We use the present perfect simple with past finished actions or experiences when we don’t mention or we don’t know when they happened. And we also use the present perfect simple to ask or talk about situations that started in the past and have not finished.
Present perfect simple – summary chart
Present perfect continuous – form
We form the present perfect continuous with the present perfect simple of be + the -ing form of the main verb.
Present perfect continuous – use
Actions from the past till now – duration
We use the present perfect continuous with action verbs (dynamic verbs) to talk about situations that started in the past and have not finished or have just finished.
- Have you been crying?
- Sorry I am so dirty, but I‘ve been painting.
There is often a present result from doing these actions.
- You‘ve been crying. (Your eyes are red.)
- I am dirty because I‘ve been painting.
We can use the present perfect continuous to talk about continuous or repeated actions or situations from the past till now.
- She‘s been calling you for days. (=She has repeated this action for several days.)
- I‘ve been studying since you left. (=I have done this action continuously without stopping.)
for, since, how long, lately, all day/week/month/etc.
We can use for, since, how long, lately, all day/week/month/etc. to ask or say how long a situation has been happening.
- I haven’t been feeling well lately.
- He’s been annoying us all evening.
- She’s been studying very hard for weeks.
- How long have you been playing golf?
Present perfect simple or continuous?
Situations that started in the past and still continue
We can use the present perfect simple and the present perfect continuous to talk about situations that started in the past and still continue. But we must use the present perfect simple with non-action verbs (stative verbs), and we normally use the present perfect continuous with dynamic verbs (although the present perfect simple is also possible.)
- We‘ve had this car for years.
- I haven’t been sleeping well lately.
We use the present perfect continuous (and NOT simple) with dynamic verbs for situations that started in the past and still continue when we want to emphasise how long the situation has lasted.
- I have been waiting for hours! (=I want to emphasise that I’ve been waiting for a long time).
- I couldn’t do the dishes. I’ve been working all day.
Finished and unfinished situations
We use the present perfect simple for finished actions in the past when we don’t say when. We use the present perfect continuous for actions or situations that maybe have not finished or that maybe have finished (very recently)

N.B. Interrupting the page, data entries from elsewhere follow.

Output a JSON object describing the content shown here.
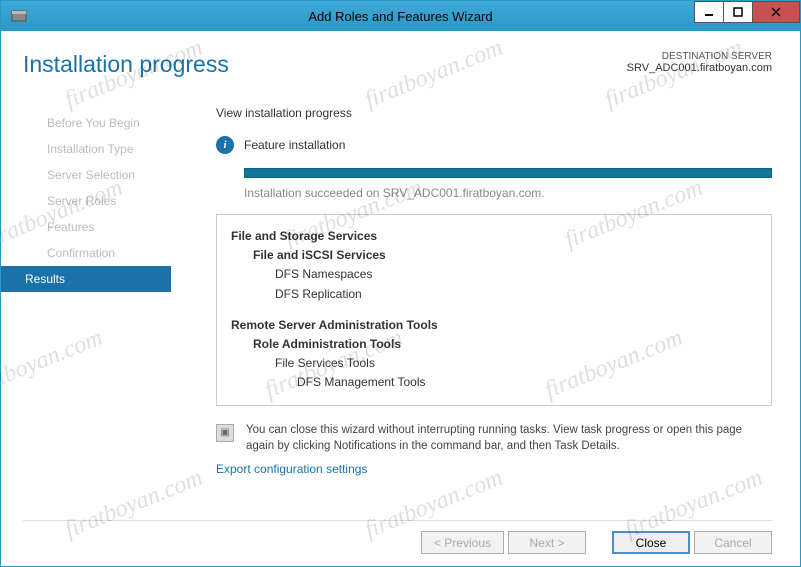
{
  "titlebar": {
    "title": "Add Roles and Features Wizard"
  },
  "header": {
    "page_title": "Installation progress",
    "dest_label": "DESTINATION SERVER",
    "dest_server": "SRV_ADC001.firatboyan.com"
  },
  "steps": {
    "items": [
      "Before You Begin",
      "Installation Type",
      "Server Selection",
      "Server Roles",
      "Features",
      "Confirmation",
      "Results"
    ],
    "active_index": 6
  },
  "main": {
    "view_label": "View installation progress",
    "feature_label": "Feature installation",
    "success_text": "Installation succeeded on SRV_ADC001.firatboyan.com.",
    "results": {
      "group1_l1": "File and Storage Services",
      "group1_l2": "File and iSCSI Services",
      "group1_l3a": "DFS Namespaces",
      "group1_l3b": "DFS Replication",
      "group2_l1": "Remote Server Administration Tools",
      "group2_l2": "Role Administration Tools",
      "group2_l3": "File Services Tools",
      "group2_l4": "DFS Management Tools"
    },
    "hint": "You can close this wizard without interrupting running tasks. View task progress or open this page again by clicking Notifications in the command bar, and then Task Details.",
    "export_link": "Export configuration settings"
  },
  "footer": {
    "previous": "< Previous",
    "next": "Next >",
    "close": "Close",
    "cancel": "Cancel"
  },
  "watermark": "firatboyan.com"
}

- Who has eaten my cookies? (=We would say this if there are no cookies left. The action is finished.
- Who has been eating my cookies? (=We would say this if there are some cookies left)
- I‘ve been watching the series you recommended. I’ll tell you about it when I finish watching it.

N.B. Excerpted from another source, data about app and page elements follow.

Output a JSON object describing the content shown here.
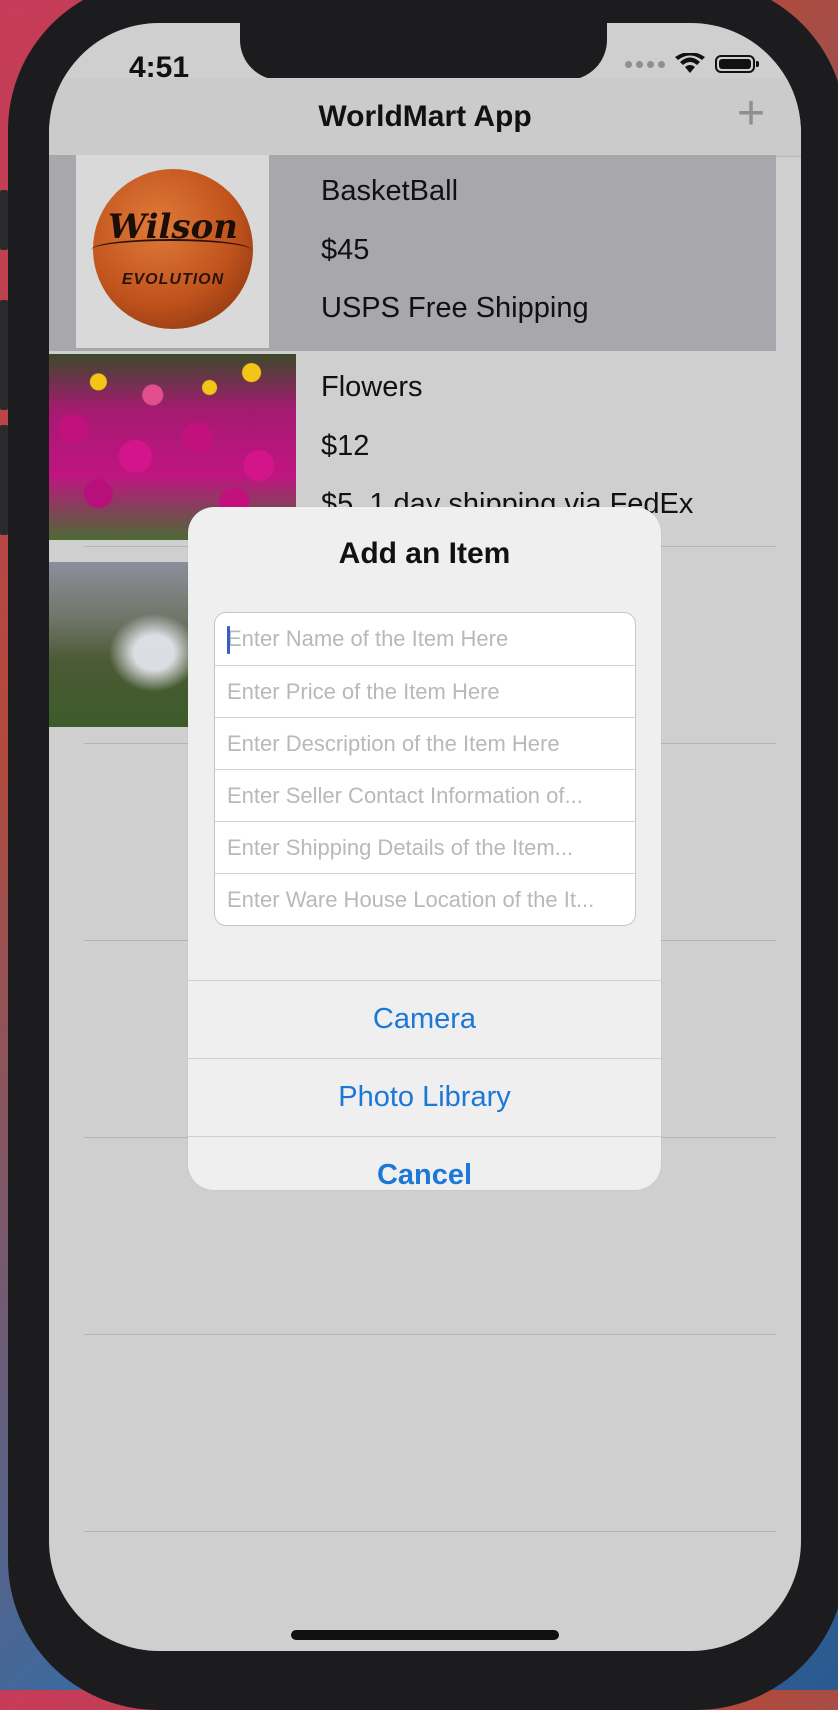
{
  "status_bar": {
    "time": "4:51"
  },
  "navbar": {
    "title": "WorldMart App",
    "add_icon": "plus-icon"
  },
  "items": [
    {
      "name": "BasketBall",
      "price": "$45",
      "shipping": "USPS Free Shipping",
      "image_text": "Wilson",
      "image_subtext": "EVOLUTION"
    },
    {
      "name": "Flowers",
      "price": "$12",
      "shipping": "$5, 1 day shipping via FedEx"
    },
    {
      "image": "waterfall"
    }
  ],
  "alert": {
    "title": "Add an Item",
    "fields": [
      {
        "placeholder": "Enter Name of the Item Here"
      },
      {
        "placeholder": "Enter Price of the Item Here"
      },
      {
        "placeholder": "Enter Description of the Item Here"
      },
      {
        "placeholder": "Enter Seller Contact Information of..."
      },
      {
        "placeholder": "Enter Shipping Details of the Item..."
      },
      {
        "placeholder": "Enter Ware House Location of the It..."
      }
    ],
    "actions": {
      "camera": "Camera",
      "photo_library": "Photo Library",
      "cancel": "Cancel"
    }
  },
  "colors": {
    "accent": "#1b78d8",
    "selected_row": "#a8a7ac",
    "background": "#cfcfcf"
  }
}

- I‘ve watched the series you recommended. I watched the last episode yesterday.
Actions with present results
We can use present perfect simple and present perfect continuous for actions with present results. We use the present perfect simple if the present results come from completing the action.

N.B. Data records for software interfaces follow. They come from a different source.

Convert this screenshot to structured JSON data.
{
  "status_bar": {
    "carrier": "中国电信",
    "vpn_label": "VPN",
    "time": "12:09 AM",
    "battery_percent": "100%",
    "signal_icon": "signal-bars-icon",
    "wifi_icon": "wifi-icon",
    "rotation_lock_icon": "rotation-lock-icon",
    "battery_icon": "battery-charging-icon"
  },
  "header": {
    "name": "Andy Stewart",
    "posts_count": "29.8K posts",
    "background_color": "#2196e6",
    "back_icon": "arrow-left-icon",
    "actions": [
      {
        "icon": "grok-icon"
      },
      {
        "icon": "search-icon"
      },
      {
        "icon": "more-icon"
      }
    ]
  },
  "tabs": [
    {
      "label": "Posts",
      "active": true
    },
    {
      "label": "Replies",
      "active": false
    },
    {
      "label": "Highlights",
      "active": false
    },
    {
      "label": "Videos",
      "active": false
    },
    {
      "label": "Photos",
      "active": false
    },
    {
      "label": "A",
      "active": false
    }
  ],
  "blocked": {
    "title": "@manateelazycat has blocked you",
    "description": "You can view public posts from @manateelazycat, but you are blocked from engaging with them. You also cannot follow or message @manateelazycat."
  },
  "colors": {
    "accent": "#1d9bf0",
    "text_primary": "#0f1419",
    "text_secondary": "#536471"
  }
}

- Look how nice my car looks. I‘ve washed it. (=The car looks nice because I have finished washing it.)
- Something is different in this house. Have you painted it? (=The house looks different because you have completed the action of painting it.)
We use the present perfect continuous if the present results come from the process of doing the action.
- Sorry I’m so sweaty. I‘ve been washing my car. (=I am sweaty because of the physical activity that washing the car involves.)
- How come you are so dirty? Have you been painting? (=You are dirty because of the process of painting.)
how long vs how many/much
We use the present perfect continuous to talk about the duration of an action, i.e. about how long we have been doing something. And we use the present perfect simple to talk about how many things or how much of something we have done.
- I’ve written twenty e-mails. (I’m talking about how many emails I’ve written.)
- I’ve been writing emails for hours. (=I’m talking about how long I have spend writing emails)